The account of David and Goliath can be found in 1 Samuel Chapter 17. In 1 Samuel 17:52 it is written, “Then the men of Israel and Judah surged forward with a shout and pursued the Philistines to the entrance of Gath and to the gates of Ekron. Their dead were strewn along the Shaarayim road to Gath and Ekron.”

The Hebrew University and Israeli Antiquities Authority discovered the area, measuring 1,000 square meters in July of 2013. Hebrew University Professor Yossi Garfinkel and Saar Ganor of the Antiquities Authority led the excavation, and continue researching the site. Garfinkel has referred to this extraordinary find as “the best example to date of the uncovered fortress city of King David” stating that the discovery is “indisputable proof of the existence of a central authority in Judah during the time of King David.”

Garfunkel and Ganor spoke of the archeological significance of Shaarayim, stating that, “To date no palaces have been found that can clearly be ascribed to the early tenth century BC as we can do now. Khirbet Qeiyafa was probably destroyed in one of the battles that were fought against the Philistines circa 980 BC. The palace that is now being revealed and the fortified city that was uncovered in recent years are another tier in understanding the beginning of the Kingdom of Judah.” Garfinkel noted the Biblical significance of Shaarayim stating, “If King David ever came here from Jerusalem, he entered from this gate. It is likely we are walking in the footsteps of King David.”

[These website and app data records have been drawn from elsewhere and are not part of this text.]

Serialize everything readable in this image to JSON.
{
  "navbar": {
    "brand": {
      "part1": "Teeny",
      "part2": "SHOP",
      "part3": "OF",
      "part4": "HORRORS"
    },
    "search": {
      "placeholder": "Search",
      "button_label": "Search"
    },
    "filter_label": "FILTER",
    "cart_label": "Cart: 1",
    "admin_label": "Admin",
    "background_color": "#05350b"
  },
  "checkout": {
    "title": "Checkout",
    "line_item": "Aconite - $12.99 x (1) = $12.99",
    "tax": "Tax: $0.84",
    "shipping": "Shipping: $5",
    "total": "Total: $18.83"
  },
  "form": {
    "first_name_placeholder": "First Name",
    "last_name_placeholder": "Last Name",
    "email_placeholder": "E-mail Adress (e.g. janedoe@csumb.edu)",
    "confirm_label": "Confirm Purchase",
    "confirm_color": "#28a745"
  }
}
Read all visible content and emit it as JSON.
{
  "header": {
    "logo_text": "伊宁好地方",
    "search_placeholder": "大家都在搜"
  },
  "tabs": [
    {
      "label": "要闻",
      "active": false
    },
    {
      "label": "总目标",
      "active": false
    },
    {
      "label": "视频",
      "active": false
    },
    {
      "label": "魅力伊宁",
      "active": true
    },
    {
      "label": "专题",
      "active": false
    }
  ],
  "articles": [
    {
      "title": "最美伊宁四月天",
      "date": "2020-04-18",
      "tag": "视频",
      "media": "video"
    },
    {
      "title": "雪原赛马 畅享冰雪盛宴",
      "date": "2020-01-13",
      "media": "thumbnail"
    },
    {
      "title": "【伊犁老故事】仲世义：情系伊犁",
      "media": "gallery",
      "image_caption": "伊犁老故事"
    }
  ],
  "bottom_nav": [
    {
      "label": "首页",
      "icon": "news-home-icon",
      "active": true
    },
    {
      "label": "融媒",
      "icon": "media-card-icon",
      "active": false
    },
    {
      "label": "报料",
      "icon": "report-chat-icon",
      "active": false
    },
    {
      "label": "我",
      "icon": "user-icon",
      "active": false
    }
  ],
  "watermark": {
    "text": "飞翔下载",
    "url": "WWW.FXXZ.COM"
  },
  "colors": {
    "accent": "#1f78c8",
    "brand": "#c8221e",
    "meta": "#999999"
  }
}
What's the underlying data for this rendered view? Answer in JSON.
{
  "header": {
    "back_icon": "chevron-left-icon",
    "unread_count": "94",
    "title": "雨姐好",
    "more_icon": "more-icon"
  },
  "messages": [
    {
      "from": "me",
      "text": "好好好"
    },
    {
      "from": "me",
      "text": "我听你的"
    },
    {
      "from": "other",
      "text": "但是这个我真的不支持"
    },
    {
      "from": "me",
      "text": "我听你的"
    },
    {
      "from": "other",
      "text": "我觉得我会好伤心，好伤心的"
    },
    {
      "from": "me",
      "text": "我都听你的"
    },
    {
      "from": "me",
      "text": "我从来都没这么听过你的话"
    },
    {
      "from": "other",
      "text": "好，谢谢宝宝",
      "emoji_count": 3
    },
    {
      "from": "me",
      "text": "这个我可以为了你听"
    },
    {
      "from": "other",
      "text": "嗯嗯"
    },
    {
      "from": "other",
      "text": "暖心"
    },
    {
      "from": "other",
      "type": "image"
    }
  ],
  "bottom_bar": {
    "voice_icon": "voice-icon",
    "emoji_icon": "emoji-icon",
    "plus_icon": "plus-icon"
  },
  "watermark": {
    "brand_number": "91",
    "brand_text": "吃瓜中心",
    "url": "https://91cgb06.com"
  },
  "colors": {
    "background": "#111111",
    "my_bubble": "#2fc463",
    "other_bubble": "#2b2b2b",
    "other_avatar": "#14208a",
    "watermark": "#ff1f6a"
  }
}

“Khirbet Qeiyafa is the best example exposed to date of a fortified city from the time of King David. The southern part of a large palace that extended across an area of 1,000 square meters was revealed at the top of the city. The wall enclosing the palace is 30 meters long and an impressive entrance is fixed it through which one descended to the southern gate of the city, opposite the Valley of Elah. Around the palace’s perimeter were rooms in which various installations were found – evidence of a metal industry, special pottery vessels and fragments of alabaster vessels that were imported from Egypt,” stated Garfinkel.
Garfinkel’s team found additional proof that the site is in fact a royal site. The team found a storeroom 15 meters long, believed to be storage site used for collecting taxes. Archeologists collected hundreds of artifacts that included pottery and religious artifacts. Over 600 ceramic pots were found.

Yoli Schwartz of the Israel Antiquities Authority explained the location’s significance as a kingdom. Schwartz stated that, “The palace is located in the center of the site and controls all of the houses lower than it in the city. From here one has an excellent vantage looking out into the distance, from as far as the Mediterranean Sea in the west to the Hebron Mountains and Jerusalem in the east. This is an ideal location from which to send messages by means of fire signals.” Schwartz also pointed out the significance of finding organic material from the site. Archeologists found olive sees that can be carbon-14 dated to King David’s period of reign.
Archeologists continue to research and excavate findings from Shaarayim. Israel’s Antiquities Authority hope that area will become a national park to preserve and educate of Jewish history, specifically King David’s reign.